Remote-controlled mobile robots replace standard cue sticks and transform pool into a 'very competitive and fast' version of its former self

Comments Off on Billiard ‘bots turn classic game on its head April 21, 2009
by Design Engineering staff

A year ago, Carl Seguin woke up with the intriguing idea of turning the game of billiards on its head.
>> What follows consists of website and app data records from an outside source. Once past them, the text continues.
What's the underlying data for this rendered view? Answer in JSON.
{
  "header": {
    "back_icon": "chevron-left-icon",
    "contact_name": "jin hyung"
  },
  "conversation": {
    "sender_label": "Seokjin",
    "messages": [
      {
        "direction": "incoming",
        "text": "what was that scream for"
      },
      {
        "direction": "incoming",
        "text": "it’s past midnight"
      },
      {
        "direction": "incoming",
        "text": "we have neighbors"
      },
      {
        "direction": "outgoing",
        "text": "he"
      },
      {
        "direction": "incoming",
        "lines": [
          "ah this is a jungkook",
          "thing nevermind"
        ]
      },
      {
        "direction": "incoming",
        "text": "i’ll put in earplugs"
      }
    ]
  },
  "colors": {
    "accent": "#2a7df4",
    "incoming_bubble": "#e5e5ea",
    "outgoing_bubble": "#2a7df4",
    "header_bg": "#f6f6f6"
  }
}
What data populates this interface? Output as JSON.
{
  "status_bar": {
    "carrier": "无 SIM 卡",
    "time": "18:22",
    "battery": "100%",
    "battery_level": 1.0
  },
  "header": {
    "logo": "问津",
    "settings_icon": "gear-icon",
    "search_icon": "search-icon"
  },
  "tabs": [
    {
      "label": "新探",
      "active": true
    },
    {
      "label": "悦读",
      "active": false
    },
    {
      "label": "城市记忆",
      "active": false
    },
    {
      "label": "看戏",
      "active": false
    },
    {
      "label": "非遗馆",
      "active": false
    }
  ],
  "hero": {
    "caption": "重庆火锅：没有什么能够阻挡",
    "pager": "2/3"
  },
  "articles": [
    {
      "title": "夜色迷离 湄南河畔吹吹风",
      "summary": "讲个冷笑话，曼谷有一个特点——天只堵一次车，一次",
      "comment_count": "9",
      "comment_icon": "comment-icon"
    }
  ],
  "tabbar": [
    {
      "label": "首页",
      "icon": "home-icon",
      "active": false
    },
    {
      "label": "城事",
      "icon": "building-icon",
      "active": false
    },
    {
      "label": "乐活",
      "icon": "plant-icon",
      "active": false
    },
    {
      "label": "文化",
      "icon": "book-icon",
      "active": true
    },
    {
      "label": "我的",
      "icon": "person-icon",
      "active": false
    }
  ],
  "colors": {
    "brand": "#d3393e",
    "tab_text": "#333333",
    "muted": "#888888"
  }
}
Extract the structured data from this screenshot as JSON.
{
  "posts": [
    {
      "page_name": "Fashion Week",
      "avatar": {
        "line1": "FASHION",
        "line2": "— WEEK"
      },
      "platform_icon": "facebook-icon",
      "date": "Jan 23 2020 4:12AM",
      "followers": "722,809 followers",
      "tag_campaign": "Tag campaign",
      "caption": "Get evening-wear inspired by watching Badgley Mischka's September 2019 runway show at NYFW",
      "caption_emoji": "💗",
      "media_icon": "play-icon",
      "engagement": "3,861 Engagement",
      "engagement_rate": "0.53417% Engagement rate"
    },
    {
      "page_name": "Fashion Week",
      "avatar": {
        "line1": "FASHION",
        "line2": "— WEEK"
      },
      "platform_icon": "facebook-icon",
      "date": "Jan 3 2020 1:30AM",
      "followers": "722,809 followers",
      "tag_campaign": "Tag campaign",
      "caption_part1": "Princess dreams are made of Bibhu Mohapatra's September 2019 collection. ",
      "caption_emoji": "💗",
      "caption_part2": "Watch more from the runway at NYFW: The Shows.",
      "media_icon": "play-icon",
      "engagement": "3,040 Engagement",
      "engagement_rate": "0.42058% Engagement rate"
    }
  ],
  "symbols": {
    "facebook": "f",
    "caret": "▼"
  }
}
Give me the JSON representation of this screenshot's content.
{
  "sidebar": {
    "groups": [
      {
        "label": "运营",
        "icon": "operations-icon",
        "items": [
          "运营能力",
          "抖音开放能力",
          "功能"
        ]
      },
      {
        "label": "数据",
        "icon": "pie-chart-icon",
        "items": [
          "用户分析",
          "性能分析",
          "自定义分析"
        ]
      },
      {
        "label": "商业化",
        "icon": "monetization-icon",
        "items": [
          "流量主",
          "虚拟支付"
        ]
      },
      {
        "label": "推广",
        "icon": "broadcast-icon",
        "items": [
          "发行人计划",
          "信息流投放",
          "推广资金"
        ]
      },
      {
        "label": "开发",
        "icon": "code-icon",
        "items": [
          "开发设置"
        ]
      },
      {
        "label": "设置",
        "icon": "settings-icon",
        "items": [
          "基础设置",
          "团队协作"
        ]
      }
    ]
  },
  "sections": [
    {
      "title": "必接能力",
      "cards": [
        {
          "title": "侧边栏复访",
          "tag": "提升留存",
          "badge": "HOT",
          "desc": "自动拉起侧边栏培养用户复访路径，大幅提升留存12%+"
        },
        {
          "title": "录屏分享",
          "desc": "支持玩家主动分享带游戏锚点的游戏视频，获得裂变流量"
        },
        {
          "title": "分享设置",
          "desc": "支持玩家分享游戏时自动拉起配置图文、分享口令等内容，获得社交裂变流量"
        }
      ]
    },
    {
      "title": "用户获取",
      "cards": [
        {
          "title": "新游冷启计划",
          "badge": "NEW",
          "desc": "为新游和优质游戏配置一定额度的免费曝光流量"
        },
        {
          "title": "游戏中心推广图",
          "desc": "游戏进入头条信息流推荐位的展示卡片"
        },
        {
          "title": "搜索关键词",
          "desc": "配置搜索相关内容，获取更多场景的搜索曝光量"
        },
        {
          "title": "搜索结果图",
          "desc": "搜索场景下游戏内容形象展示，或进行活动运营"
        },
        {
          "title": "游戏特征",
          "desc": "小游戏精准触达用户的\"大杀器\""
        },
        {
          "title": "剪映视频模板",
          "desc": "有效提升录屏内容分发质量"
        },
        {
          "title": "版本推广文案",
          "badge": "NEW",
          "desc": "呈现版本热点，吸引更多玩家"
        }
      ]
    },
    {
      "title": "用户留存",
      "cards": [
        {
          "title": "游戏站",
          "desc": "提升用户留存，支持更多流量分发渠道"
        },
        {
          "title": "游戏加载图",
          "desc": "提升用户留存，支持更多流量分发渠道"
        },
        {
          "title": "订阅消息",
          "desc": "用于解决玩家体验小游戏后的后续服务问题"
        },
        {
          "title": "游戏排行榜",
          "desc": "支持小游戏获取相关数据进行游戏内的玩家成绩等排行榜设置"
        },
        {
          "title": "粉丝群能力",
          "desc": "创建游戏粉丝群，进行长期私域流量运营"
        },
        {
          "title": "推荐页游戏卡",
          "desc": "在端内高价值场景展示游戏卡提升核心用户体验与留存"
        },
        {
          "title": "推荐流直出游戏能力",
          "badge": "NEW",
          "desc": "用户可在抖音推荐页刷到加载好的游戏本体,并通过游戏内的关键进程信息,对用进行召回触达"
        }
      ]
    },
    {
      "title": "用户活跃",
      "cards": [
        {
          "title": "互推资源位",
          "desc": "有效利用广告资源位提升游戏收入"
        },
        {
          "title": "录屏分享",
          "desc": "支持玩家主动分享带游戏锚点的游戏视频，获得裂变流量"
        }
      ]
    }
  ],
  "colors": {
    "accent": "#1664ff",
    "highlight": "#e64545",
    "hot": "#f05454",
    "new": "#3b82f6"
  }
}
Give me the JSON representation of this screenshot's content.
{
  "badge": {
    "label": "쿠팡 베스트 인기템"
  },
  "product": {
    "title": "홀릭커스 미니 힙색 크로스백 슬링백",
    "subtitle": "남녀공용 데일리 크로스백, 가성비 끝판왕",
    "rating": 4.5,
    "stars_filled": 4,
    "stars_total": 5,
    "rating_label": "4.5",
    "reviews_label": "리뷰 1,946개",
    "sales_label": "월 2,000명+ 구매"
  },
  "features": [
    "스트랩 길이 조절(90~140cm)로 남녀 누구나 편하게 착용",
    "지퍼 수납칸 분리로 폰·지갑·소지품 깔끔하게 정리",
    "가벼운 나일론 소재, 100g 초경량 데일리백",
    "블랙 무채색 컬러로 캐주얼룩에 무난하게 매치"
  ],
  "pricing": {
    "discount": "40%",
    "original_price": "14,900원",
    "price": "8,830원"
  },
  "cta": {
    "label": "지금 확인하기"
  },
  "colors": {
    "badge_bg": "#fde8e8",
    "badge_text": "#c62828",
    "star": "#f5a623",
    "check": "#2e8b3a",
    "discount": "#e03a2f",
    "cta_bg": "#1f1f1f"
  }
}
So in the subsequent months, he put his idea into motion, literally, and developed the BilliardBots, precision-built, remote-controlled mobile robots that replace cue sticks normally used to pocket pool balls.

So what functionality do these little three-inch gamers offer? “They can either hit the balls backward with the arc shaped bumper,” Seguin (previously featured in Design Engineering for his innovative variable volume hydraulic reservoir) explains, “or, for accurate moves, they can grab the ball by their front opening to push them to the pockets.” The player controls the force of the hit simply by altering the ’bot’s variable speed  (between zero and 3.5 m/sec).

To keep tight reigns on the movement of the ‘bot, it uses a Playstation controller.

The rules are simple: once the balls are dispersed after breaking the triangle (with a cue stick or a robot), the players decide who will take the solid-coloured balls and who will get the striped ones. “What makes this game so much fun?” he asks. Well, he answers, unlike regular billiard matches, players in this version simultaneously rush to pocket their designated balls, “thus it’s very competitive and fast.”

Not unlike for a video game, quick fingers are a necessity, and in order to keep tight reigns on the movement and direction of the mechatronic ball handlers, Seguin adapted a pair of Playstation controllers. Once all the balls of one type have been eliminated, the successful player will pocket the 8 ball to win the game, similar to regular billiard rules. “It requires dexterity like a video game,” he adds.

He has also developed robotic soccer players.
>>Watch them in action

This isn’t Seguin’s first kick at the can at this kind of engineering. Previously to this, he had developed a robotic soccer game (more on Page 3) by designing a series of robots pushing a golf ball.
» Engineering details and internal photos on next page